→ Problem
Keep the pictures out, and restate the listing that follows exactly as written.

→ Information given
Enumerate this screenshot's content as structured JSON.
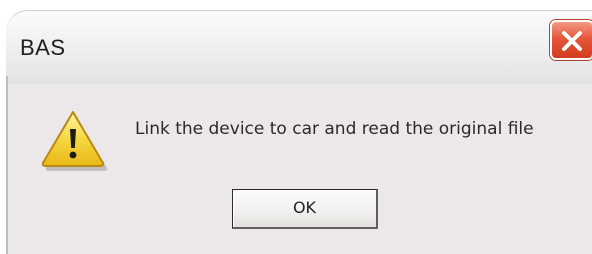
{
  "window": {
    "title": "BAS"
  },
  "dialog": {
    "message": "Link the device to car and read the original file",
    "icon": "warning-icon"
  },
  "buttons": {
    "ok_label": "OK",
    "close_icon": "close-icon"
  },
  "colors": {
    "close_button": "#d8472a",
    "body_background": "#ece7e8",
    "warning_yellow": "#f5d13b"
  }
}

→ Exercise response
Enumerate this screenshot's content as structured JSON.
{
  "window": {
    "title": "BAS"
  },
  "dialog": {
    "message": "Link the device to car and read the original file",
    "icon": "warning-icon"
  },
  "buttons": {
    "ok_label": "OK",
    "close_icon": "close-icon"
  },
  "colors": {
    "close_button": "#d8472a",
    "body_background": "#ece7e8",
    "warning_yellow": "#f5d13b"
  }
}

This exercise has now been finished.